There doesn't seem to be much of a love connection, as the pair do more in the way of cautiously circling each other, feeling each other out emotionally more so than physically. There's no super-sex here, if anyone plunked down four bucks expecting that kind of thing. But then, the two are early on in their relationship, so Soule treads lightly in the series' first issue, knowing there's a full series ahead to develop this budding romance. Soule builds an interesting dynamic between the couple, with their pseudo-date night turning into battling a suspicious storm, rescuing the crew of a distressed aircraft, and then confronting a very powerful and very familiar super-villain. At the same time, Clark and Diana are two very normal people trying to gauge the state of their relationship; Diana laments to a friend about Clark's attitude regarding their romance, while Clark is very much the typical guy, saying little to his friends other than acknowledging he's got a hot date before he quickly ditches them.
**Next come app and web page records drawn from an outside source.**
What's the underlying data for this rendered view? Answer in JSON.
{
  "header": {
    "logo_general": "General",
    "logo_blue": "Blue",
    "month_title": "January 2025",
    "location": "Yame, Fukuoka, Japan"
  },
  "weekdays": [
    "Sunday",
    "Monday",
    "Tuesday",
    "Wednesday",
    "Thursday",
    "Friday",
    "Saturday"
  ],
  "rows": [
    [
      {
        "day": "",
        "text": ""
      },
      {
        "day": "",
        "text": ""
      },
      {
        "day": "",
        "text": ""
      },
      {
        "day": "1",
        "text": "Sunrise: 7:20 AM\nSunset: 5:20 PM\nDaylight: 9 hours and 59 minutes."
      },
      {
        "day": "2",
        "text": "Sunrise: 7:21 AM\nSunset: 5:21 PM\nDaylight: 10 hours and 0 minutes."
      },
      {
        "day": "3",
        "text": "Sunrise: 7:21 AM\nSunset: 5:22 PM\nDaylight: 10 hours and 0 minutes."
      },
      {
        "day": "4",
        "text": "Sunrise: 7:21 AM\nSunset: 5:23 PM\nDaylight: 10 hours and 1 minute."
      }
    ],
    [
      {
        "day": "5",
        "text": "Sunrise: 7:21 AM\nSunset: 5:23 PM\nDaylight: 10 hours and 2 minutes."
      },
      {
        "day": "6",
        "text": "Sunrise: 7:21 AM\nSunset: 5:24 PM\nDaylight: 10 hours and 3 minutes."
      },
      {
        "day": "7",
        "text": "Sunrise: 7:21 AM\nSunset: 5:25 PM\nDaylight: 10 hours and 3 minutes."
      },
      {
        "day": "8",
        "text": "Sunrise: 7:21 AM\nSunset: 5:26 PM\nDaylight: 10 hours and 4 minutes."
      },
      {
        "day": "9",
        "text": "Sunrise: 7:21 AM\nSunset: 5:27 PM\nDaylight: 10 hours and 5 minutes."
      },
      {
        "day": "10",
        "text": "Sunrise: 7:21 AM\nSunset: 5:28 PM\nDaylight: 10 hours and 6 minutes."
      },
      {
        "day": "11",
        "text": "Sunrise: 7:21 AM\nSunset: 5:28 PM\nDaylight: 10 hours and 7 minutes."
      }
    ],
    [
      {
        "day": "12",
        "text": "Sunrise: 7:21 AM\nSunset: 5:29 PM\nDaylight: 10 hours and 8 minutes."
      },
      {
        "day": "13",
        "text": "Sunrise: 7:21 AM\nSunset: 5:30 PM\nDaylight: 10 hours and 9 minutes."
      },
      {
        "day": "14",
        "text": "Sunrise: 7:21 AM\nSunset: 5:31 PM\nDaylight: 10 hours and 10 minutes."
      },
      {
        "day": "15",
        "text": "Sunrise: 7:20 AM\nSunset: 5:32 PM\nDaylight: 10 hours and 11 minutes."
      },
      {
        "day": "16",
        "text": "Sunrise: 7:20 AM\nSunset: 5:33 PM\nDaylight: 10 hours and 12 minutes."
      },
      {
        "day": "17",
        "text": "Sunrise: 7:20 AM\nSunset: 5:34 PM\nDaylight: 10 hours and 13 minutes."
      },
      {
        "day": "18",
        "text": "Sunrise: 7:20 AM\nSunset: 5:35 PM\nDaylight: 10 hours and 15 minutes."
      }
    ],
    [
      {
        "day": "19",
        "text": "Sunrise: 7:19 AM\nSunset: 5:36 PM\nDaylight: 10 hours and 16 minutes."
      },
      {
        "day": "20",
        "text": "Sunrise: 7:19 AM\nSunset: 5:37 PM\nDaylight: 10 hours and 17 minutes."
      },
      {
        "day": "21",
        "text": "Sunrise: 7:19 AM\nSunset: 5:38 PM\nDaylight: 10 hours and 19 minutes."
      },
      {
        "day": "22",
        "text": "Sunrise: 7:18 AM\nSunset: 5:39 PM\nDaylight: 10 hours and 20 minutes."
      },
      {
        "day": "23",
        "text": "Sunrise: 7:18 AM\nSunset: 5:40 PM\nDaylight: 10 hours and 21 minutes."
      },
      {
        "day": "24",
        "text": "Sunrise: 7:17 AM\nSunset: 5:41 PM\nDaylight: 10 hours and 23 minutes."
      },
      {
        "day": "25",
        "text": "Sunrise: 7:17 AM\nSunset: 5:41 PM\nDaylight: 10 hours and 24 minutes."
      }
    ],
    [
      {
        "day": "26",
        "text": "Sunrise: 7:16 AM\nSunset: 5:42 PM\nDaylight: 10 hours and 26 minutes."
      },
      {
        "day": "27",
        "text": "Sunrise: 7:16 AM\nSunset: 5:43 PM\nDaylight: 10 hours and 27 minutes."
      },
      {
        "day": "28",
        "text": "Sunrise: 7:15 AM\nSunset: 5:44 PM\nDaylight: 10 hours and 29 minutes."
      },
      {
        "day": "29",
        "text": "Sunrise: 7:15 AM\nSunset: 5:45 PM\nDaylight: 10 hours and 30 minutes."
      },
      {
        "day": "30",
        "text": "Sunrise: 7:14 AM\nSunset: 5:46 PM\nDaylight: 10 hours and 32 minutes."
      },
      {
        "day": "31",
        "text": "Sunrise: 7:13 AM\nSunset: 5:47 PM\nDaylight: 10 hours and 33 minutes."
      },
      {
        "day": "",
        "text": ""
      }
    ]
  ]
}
It's an interesting dichotomy between the couple's super-selves and normal selves, but Soule struggles a bit when the two aren't flying through the skies. The start of Clark and Diana's date is awkward, to say the least; Clark shows up at Diana's place without so such as a hello kiss, and Diana kicks things off with something every guy hates: a discussion about their relationship. The topic goes way off course when she jarringly shifts topics to shop talk, namely Clark's fighting techniques, or her perceived lack thereof. It's not exactly the kind of lightweight banter one would expect when picking up one's date, but maybe that's the sort of thing dating superhero co-workers talk about.
Soule does better when the two are acting like superheroes instead of trying to act like a regular couple; the action is pretty straightforward and enjoyable, although the choice of villain is puzzling, given that the same character just appeared in Villains Month, not to mention another ongoing DC title. The villain's big reveal is executed several pages before the issue's end (as opposed to a cliffhanger), making it feel as though the first few pages of next issue's battle were pulled ahead to fill the remainder of the comic. There's no climactic moment to finish off the issue; instead it just feels like the first reel of film ran out in the old projector.
Daniel, along with inker Batt and colorist Tomeu Morey, construct an attractive tri-fold cover, but Daniel also pads the interior with no less than five splash pages and two double-splash pages. The gatefold cover and twenty-four story pages make for a little bigger bang for the four bucks, but it still reads a little too quickly for that price. Daniel's layouts are as impressive as always, and Batt puts a crisp finish on the pencils. Whether in their costumes or everyday clothes, Superman and Wonder Woman look consistently larger-than-life and very much like the heroes they are.
Like Clark and Diana's relationship, this issue has its ups and downs, but it's like a good first date; one can't be sure where things are going to go, but so far it's gone well enough to want the second.